§ What is expected
Among the lines below, which ones contain the word "Seite"? Copy every such line.

§ Given data
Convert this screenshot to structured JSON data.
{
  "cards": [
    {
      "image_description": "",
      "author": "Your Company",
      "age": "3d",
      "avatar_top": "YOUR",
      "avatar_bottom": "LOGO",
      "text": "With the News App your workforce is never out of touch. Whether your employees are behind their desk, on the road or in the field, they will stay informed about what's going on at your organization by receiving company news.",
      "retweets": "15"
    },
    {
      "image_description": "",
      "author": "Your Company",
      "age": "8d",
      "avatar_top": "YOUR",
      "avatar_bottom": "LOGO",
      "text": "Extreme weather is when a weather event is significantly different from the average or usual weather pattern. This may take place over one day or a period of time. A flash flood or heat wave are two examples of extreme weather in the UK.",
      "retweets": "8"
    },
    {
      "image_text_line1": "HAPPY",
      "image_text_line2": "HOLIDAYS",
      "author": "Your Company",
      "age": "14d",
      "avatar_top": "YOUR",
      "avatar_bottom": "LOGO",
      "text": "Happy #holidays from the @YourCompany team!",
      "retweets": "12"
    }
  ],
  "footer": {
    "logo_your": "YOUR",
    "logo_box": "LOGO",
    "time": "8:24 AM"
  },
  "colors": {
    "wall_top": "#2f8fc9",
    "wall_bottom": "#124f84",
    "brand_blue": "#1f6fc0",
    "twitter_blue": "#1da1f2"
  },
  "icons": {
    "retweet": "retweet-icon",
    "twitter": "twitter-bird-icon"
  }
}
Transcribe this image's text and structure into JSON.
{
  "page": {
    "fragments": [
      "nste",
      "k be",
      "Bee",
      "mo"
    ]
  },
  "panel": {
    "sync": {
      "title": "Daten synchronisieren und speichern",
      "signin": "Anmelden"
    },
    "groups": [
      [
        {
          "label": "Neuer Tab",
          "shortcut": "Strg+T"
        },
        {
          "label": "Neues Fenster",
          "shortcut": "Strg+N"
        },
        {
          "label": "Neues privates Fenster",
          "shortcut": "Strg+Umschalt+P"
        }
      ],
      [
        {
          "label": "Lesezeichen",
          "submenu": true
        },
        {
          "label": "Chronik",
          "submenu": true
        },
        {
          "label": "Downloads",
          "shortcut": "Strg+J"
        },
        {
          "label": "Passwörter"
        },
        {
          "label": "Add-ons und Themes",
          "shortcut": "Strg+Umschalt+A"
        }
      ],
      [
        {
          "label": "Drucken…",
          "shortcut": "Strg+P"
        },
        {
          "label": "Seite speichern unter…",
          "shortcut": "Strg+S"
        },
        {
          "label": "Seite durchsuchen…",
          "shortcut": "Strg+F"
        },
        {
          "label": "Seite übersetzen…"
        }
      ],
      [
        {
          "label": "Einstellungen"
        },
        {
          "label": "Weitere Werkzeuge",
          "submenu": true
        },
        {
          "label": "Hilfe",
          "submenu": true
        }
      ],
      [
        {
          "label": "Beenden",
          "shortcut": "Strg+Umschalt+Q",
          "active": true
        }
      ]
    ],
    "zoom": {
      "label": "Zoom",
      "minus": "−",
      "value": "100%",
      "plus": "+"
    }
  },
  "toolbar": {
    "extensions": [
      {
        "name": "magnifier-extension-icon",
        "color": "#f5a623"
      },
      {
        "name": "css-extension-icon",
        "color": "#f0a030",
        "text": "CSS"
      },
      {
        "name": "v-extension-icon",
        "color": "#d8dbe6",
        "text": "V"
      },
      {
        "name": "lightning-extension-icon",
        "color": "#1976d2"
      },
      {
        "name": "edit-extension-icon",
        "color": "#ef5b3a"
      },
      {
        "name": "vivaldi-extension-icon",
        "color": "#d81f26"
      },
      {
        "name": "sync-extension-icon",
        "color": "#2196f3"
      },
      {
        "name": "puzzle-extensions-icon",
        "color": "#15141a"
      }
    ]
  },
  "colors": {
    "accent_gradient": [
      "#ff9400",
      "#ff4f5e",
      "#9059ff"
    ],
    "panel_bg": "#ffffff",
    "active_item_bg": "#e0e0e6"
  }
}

§ Output for this exercise
          "label": "Seite speichern unter…",
          "label": "Seite durchsuchen…",
          "label": "Seite übersetzen…"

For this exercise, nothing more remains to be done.